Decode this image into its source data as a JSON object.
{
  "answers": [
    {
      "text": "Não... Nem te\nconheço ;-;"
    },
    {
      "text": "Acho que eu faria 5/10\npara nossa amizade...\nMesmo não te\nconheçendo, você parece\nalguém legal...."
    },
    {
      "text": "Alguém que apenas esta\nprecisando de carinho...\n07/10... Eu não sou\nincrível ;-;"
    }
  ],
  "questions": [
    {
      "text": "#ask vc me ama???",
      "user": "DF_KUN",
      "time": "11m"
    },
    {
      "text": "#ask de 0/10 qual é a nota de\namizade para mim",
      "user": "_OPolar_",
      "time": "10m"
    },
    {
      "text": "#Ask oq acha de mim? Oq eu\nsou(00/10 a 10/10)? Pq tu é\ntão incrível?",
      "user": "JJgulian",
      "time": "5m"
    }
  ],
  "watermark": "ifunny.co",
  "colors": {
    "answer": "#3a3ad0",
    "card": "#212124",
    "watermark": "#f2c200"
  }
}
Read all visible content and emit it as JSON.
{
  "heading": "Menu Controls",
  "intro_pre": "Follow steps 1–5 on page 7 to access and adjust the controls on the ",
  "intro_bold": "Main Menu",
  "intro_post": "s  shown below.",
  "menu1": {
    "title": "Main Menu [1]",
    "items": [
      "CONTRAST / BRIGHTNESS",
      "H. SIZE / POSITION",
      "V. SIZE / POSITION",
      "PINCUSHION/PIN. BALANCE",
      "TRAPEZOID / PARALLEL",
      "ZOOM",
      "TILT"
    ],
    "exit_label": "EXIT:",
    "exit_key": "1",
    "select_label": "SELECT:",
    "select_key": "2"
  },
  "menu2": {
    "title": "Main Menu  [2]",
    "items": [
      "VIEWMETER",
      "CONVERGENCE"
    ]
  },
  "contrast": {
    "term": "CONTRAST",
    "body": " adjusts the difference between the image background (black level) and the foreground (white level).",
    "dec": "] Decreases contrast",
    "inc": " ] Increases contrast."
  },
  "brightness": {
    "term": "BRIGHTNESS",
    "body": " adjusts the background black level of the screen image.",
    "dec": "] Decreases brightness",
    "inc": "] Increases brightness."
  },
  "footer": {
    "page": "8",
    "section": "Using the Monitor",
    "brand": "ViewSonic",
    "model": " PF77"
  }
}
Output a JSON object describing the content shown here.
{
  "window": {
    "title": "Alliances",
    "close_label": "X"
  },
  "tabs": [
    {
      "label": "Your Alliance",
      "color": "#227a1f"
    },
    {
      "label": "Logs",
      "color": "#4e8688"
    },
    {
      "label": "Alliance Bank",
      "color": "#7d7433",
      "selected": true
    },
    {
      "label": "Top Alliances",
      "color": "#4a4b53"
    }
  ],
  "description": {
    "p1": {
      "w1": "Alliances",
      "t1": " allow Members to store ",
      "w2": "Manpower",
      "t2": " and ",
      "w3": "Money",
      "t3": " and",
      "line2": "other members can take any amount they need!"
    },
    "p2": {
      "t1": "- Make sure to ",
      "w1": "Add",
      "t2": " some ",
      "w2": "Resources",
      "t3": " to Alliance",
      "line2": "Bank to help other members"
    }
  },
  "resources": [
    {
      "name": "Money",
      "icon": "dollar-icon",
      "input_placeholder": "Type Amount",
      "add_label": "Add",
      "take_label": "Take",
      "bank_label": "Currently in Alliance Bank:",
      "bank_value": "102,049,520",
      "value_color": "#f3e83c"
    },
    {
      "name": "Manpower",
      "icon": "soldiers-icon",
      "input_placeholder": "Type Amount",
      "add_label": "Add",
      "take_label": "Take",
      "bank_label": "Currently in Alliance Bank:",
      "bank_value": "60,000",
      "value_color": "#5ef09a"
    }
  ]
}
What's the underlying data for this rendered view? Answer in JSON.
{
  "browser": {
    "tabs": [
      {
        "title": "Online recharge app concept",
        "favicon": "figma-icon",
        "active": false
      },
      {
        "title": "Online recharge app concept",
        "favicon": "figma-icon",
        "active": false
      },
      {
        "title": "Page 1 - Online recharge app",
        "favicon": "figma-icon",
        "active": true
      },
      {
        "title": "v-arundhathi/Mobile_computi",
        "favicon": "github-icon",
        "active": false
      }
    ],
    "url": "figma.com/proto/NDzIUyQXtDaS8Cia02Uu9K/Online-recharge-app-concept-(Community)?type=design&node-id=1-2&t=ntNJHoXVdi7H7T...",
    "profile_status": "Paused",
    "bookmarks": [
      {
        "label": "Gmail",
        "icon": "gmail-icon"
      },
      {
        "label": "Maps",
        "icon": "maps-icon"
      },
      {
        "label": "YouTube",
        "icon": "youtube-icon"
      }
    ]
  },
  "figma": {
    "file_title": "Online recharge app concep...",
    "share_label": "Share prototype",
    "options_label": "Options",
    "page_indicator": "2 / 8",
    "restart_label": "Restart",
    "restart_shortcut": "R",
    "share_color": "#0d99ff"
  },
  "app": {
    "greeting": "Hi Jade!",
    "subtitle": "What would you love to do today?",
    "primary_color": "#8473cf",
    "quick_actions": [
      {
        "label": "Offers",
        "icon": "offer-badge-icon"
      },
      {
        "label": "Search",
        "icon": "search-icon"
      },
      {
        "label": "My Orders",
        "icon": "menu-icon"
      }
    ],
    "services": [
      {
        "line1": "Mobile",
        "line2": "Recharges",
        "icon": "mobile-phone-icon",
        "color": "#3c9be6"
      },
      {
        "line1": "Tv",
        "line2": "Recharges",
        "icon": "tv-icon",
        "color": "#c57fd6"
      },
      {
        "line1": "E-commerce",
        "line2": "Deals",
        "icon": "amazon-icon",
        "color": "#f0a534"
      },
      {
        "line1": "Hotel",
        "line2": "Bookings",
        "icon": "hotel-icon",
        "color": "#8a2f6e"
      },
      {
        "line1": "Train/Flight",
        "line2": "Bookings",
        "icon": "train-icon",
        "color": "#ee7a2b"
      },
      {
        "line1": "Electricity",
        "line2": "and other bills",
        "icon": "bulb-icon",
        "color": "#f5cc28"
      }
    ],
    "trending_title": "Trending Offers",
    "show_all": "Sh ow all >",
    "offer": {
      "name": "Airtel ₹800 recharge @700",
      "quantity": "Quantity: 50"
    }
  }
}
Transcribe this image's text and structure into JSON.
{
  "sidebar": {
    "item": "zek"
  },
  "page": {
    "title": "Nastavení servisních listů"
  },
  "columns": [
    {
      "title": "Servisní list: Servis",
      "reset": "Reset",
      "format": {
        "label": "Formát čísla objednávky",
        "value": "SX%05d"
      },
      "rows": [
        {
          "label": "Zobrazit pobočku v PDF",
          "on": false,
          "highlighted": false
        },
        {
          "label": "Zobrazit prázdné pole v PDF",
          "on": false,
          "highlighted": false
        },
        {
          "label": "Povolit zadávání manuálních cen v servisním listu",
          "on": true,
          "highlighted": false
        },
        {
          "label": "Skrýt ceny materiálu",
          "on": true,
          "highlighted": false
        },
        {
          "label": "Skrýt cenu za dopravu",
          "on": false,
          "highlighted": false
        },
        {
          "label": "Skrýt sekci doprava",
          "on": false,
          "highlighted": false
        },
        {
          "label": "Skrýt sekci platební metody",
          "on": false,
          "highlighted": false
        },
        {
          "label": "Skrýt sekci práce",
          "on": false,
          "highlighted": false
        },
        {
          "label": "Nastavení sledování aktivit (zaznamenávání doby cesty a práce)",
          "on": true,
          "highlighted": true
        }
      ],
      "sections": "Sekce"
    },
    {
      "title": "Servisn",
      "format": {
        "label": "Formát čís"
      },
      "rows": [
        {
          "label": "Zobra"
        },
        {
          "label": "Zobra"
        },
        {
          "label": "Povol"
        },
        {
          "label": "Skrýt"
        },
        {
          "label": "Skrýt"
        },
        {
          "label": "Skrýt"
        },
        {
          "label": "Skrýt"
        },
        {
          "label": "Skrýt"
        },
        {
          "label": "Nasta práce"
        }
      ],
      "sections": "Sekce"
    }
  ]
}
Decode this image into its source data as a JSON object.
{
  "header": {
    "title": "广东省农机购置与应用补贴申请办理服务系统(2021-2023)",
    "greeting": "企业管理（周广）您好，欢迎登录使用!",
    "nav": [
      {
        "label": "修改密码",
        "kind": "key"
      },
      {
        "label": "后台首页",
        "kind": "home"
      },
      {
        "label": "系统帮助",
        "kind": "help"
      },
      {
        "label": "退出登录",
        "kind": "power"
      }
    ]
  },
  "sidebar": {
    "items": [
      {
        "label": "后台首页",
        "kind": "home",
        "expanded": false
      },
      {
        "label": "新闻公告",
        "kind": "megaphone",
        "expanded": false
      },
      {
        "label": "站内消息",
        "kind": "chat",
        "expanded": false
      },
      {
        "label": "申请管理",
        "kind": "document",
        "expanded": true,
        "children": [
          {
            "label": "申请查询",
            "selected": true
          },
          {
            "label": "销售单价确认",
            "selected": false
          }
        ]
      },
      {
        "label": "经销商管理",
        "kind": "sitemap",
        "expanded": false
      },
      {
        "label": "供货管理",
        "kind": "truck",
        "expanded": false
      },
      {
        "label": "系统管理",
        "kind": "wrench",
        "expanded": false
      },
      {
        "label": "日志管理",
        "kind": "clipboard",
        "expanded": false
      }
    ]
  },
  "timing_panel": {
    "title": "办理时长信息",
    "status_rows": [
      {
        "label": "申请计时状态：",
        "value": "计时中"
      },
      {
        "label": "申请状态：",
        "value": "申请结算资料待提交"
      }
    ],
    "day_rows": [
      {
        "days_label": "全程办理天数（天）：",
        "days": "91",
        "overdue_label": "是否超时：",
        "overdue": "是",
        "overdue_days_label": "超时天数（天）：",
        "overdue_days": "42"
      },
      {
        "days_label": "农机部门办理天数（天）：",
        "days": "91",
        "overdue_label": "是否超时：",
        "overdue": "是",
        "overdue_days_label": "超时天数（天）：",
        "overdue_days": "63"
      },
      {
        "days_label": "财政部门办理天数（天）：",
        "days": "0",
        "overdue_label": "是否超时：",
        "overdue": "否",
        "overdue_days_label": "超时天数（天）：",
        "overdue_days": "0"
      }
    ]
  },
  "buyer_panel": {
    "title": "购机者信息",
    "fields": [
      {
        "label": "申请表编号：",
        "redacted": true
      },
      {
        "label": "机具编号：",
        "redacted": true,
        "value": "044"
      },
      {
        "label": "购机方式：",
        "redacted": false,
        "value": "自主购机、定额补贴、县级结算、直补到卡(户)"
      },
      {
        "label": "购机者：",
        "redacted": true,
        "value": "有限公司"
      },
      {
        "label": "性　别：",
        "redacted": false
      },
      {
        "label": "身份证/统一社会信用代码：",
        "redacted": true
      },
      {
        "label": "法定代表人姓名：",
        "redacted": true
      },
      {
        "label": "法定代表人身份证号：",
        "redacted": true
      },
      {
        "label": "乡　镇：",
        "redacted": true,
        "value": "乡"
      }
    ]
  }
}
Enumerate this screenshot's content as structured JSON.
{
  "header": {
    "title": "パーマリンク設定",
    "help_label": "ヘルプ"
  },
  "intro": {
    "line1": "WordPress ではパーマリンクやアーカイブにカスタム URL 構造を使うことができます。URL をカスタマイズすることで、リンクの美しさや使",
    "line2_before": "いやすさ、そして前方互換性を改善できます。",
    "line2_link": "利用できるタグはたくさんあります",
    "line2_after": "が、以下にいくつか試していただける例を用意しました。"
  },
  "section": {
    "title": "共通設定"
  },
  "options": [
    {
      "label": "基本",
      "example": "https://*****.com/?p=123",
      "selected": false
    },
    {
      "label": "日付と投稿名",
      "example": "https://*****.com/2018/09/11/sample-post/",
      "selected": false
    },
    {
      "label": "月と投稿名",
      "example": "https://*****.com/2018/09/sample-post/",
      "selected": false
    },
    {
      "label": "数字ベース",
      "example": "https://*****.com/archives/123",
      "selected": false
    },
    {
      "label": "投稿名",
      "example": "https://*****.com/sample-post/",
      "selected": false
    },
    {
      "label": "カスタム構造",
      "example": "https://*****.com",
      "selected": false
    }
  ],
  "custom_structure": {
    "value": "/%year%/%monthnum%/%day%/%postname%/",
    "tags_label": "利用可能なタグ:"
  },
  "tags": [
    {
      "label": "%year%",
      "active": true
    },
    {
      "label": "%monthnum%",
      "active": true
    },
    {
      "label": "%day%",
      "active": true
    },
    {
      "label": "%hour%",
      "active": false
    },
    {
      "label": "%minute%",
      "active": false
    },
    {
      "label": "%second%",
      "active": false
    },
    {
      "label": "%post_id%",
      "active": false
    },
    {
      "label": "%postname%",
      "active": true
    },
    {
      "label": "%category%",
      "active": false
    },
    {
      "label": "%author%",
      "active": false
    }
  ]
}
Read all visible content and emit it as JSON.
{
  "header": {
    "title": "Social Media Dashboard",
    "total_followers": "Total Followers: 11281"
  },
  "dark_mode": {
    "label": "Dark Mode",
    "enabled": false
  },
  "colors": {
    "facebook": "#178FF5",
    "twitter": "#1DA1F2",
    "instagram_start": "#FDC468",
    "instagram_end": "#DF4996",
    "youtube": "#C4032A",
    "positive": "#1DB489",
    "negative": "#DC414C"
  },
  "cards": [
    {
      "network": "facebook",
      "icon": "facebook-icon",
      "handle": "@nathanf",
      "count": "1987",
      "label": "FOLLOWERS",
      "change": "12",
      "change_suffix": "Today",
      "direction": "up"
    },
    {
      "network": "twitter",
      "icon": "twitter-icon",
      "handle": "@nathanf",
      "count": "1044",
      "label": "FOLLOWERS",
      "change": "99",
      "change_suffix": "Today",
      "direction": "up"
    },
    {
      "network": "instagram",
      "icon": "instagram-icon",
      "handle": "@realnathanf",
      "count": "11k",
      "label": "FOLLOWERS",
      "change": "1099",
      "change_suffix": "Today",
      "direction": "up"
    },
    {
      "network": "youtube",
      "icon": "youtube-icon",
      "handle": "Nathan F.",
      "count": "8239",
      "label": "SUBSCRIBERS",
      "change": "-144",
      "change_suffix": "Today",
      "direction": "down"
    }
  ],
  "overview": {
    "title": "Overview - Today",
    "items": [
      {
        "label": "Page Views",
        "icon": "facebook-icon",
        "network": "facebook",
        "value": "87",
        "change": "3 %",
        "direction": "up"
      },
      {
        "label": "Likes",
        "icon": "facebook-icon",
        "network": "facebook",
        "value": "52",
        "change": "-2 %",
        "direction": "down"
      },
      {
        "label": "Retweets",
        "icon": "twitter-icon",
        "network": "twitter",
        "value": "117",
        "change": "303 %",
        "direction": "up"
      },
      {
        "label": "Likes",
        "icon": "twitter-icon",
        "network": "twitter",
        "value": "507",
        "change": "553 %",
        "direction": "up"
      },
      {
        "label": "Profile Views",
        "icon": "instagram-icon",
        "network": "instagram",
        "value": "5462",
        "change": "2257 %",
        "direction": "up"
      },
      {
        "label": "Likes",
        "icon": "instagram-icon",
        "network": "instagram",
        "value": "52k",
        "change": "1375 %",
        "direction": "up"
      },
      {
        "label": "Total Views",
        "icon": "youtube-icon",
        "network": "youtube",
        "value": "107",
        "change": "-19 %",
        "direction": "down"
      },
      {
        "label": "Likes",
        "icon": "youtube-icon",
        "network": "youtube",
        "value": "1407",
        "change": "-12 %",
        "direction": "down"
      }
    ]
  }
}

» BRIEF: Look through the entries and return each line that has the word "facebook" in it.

» RESPONSE TO THIS TASK:
    "facebook": "#178FF5",
      "network": "facebook",
      "icon": "facebook-icon",
        "icon": "facebook-icon",
        "network": "facebook",
        "icon": "facebook-icon",
        "network": "facebook",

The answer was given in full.